WHAT YOU NEED TO DO. Every entry has to be output exactly, with none skipped.

DATA SHOWN.
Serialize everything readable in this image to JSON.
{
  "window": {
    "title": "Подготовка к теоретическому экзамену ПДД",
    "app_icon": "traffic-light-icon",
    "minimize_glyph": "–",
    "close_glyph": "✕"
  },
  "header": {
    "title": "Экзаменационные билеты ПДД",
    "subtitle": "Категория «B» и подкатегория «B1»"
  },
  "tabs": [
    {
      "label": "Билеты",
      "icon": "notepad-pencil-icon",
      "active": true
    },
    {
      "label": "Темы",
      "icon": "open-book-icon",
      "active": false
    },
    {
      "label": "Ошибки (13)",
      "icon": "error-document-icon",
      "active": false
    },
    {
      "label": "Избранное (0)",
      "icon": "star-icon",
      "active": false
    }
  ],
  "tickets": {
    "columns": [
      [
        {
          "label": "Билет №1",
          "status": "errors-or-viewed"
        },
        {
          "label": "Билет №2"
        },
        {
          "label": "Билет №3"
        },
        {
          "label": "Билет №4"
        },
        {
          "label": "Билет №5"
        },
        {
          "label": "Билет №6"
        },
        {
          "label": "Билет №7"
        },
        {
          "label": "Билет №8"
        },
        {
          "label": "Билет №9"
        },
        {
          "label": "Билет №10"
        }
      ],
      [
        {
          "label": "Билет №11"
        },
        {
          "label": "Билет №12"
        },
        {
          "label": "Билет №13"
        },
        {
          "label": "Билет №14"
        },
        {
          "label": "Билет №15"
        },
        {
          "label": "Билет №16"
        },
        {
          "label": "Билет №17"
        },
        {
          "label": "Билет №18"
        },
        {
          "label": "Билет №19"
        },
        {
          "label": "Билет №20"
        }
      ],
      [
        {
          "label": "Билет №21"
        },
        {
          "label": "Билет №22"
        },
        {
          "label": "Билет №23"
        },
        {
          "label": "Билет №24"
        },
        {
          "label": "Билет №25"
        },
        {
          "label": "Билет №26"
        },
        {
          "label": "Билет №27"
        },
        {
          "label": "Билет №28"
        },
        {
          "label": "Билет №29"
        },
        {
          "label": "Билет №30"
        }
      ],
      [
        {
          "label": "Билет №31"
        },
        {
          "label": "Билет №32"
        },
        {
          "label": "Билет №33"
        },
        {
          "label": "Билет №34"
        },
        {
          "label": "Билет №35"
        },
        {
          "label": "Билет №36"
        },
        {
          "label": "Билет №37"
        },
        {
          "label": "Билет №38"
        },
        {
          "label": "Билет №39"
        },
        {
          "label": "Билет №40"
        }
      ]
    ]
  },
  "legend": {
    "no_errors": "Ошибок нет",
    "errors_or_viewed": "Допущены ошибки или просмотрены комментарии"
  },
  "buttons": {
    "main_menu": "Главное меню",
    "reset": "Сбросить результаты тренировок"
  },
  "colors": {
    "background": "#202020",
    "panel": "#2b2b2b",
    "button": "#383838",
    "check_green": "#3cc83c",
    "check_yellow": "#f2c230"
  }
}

RESULT FOR THIS EXERCISE.
Serialize everything readable in this image to JSON.
{
  "window": {
    "title": "Подготовка к теоретическому экзамену ПДД",
    "app_icon": "traffic-light-icon",
    "minimize_glyph": "–",
    "close_glyph": "✕"
  },
  "header": {
    "title": "Экзаменационные билеты ПДД",
    "subtitle": "Категория «B» и подкатегория «B1»"
  },
  "tabs": [
    {
      "label": "Билеты",
      "icon": "notepad-pencil-icon",
      "active": true
    },
    {
      "label": "Темы",
      "icon": "open-book-icon",
      "active": false
    },
    {
      "label": "Ошибки (13)",
      "icon": "error-document-icon",
      "active": false
    },
    {
      "label": "Избранное (0)",
      "icon": "star-icon",
      "active": false
    }
  ],
  "tickets": {
    "columns": [
      [
        {
          "label": "Билет №1",
          "status": "errors-or-viewed"
        },
        {
          "label": "Билет №2"
        },
        {
          "label": "Билет №3"
        },
        {
          "label": "Билет №4"
        },
        {
          "label": "Билет №5"
        },
        {
          "label": "Билет №6"
        },
        {
          "label": "Билет №7"
        },
        {
          "label": "Билет №8"
        },
        {
          "label": "Билет №9"
        },
        {
          "label": "Билет №10"
        }
      ],
      [
        {
          "label": "Билет №11"
        },
        {
          "label": "Билет №12"
        },
        {
          "label": "Билет №13"
        },
        {
          "label": "Билет №14"
        },
        {
          "label": "Билет №15"
        },
        {
          "label": "Билет №16"
        },
        {
          "label": "Билет №17"
        },
        {
          "label": "Билет №18"
        },
        {
          "label": "Билет №19"
        },
        {
          "label": "Билет №20"
        }
      ],
      [
        {
          "label": "Билет №21"
        },
        {
          "label": "Билет №22"
        },
        {
          "label": "Билет №23"
        },
        {
          "label": "Билет №24"
        },
        {
          "label": "Билет №25"
        },
        {
          "label": "Билет №26"
        },
        {
          "label": "Билет №27"
        },
        {
          "label": "Билет №28"
        },
        {
          "label": "Билет №29"
        },
        {
          "label": "Билет №30"
        }
      ],
      [
        {
          "label": "Билет №31"
        },
        {
          "label": "Билет №32"
        },
        {
          "label": "Билет №33"
        },
        {
          "label": "Билет №34"
        },
        {
          "label": "Билет №35"
        },
        {
          "label": "Билет №36"
        },
        {
          "label": "Билет №37"
        },
        {
          "label": "Билет №38"
        },
        {
          "label": "Билет №39"
        },
        {
          "label": "Билет №40"
        }
      ]
    ]
  },
  "legend": {
    "no_errors": "Ошибок нет",
    "errors_or_viewed": "Допущены ошибки или просмотрены комментарии"
  },
  "buttons": {
    "main_menu": "Главное меню",
    "reset": "Сбросить результаты тренировок"
  },
  "colors": {
    "background": "#202020",
    "panel": "#2b2b2b",
    "button": "#383838",
    "check_green": "#3cc83c",
    "check_yellow": "#f2c230"
  }
}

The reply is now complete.